It is that time of year that we all cherish because we know how fleeting it is: those brief, wondrous weeks of warmer temperatures but not an ungodly heat that signifies daily thunderstorms and constant desires to occupy and move from one air-conditioned space to another, which is why now is the perfect time to get out and enjoy the great outdoors.

While many adults and tourists are strolling Magazine Street or attending one of the many festivals, this time of year is the perfect chance for young children to enjoy the several green spaces in town. While parks and gardens are known for events and amenities, perhaps the best way to enjoy them is with a family picnic. As the school year winds down and the days start getting longer, it’s the perfect time to grab a few pounds of crawfish, some sandwiches or even just your favorite take-out dishes and head outside.

The best part about picnicking is that it can be as elaborate or as simple as you want. While you want to at least bring along bug spray and sunscreen (it is still sunny and spring after all), a ball and glove, some bubbles and any four-legged members of the family turn what (in my house) is often a rushed and crazy time leading up to the dinner hour into a quality time as a family.

While the Fly (technically called Audubon Riverview Park) can be crowded with university students and families in the spring, it’s far less visited on Monday through Wednesday evenings. Meanwhile, the very high level of the Mississippi River in recent weeks makes the views even more impressive. While there are a few tables nearby, you definitely want to pack a blanket and bug spray for this outing, but the views – particularly of the sunset – are well worth it.

A list of places to picnic would of course be remiss if I didn’t mention both Audubon and City parks, which are large and expansive, offering picnic tables and shelters in case the impromptu outing gets interrupted by the pop-up rainstorms that typify the season (OK, let’s be honest, that typify New Orleans). The famous large oaks at both provide plenty of shade as the temperatures start warming up going into May. Meanwhile, both parks have ample playground equipment, and, in particular, Audubon’s new play structure designed with special-needs children in mind is worth a visit in itself.

For those of you that find yourself closer to the French Quarter, Woldenberg Park and Crescent Park are both great options.

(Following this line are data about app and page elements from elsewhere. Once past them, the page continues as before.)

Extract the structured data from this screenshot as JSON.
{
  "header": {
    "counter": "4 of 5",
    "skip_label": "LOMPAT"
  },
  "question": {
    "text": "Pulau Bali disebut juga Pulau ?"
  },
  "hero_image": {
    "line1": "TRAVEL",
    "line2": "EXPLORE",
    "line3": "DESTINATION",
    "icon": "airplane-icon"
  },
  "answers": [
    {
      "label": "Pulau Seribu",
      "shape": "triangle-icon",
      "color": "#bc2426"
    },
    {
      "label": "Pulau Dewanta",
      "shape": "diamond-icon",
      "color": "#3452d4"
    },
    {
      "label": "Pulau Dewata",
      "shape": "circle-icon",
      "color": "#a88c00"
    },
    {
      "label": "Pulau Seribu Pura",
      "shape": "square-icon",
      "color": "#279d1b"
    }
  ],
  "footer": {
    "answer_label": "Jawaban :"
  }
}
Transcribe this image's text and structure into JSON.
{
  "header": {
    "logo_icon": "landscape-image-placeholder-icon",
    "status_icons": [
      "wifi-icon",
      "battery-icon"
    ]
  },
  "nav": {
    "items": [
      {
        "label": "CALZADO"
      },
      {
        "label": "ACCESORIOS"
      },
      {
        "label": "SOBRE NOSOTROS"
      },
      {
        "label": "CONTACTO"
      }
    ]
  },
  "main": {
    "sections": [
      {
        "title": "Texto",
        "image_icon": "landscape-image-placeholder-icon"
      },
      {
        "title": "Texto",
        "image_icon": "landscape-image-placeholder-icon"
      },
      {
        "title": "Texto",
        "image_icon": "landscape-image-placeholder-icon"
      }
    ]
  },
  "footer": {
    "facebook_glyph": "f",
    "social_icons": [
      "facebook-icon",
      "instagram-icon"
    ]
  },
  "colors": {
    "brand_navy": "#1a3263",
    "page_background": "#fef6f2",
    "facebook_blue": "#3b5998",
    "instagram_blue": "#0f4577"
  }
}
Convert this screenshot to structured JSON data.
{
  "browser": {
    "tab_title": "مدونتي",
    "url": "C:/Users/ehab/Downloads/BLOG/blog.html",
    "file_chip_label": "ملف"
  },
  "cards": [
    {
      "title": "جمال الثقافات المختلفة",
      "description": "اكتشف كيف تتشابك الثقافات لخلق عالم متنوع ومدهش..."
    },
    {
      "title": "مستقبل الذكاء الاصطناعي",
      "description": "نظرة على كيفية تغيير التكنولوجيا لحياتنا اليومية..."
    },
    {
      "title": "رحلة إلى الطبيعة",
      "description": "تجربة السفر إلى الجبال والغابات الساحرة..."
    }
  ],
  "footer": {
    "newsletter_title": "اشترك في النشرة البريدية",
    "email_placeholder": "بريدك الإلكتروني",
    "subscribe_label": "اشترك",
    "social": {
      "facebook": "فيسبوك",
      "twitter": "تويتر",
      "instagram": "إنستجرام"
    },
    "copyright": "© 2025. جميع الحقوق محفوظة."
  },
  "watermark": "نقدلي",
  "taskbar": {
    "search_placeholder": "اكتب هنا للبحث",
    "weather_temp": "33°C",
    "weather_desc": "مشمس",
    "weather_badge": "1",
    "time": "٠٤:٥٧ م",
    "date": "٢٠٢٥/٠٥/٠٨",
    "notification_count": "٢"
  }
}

For food, grab a sandwich at one of the many stalls in the French Market (in my experience, they really appreciate and enjoy local business) and head either upriver or down to these sprawling riverfront spaces. Crescent Park boasts a large shaded patio, but there are lots of benches and spaces to explore. While Woldenberg doesn’t have many tables, there are plenty of benches and steps to sit on. When the weather is very warm, kids can run through the ground-level fountain outside the aquarium to cool off.

While I’ve chosen to focus this article on Uptown and Downtown, I’ve only scratched the surface of the amount of parks in this city. It is a rare and fortunate thing to have so much green space in an urban setting, so get out there and enjoy the closest one to you before we hit the dog days of summer.

 

Just the Facts …

Parks:
Most of the parks in this city close at sunset, which is between 6 p.m. and 7 p.m. in May. Check out social media and websites in case events are planned in your favorite spots.

Favorite Places to grab a Picnic Dinner:
Rouses (4500 Tchoupitoulas St.) and Big Fisherman (3301 Magazine St.) have crawfish daily throughout the season.

Tasty sandwiches Uptown can be found at Gracious Bakery (2854 St. Charles Ave.) and Stein’s Deli (2207 Magazine St.).

If you’re downtown, my favorite French Market stall for sandwiches is Alberto’s Cheese and Wine Bistro. They make a mean grilled cheese that will please your pickiest eater. Check out FrenchMarket.org for kid events as well.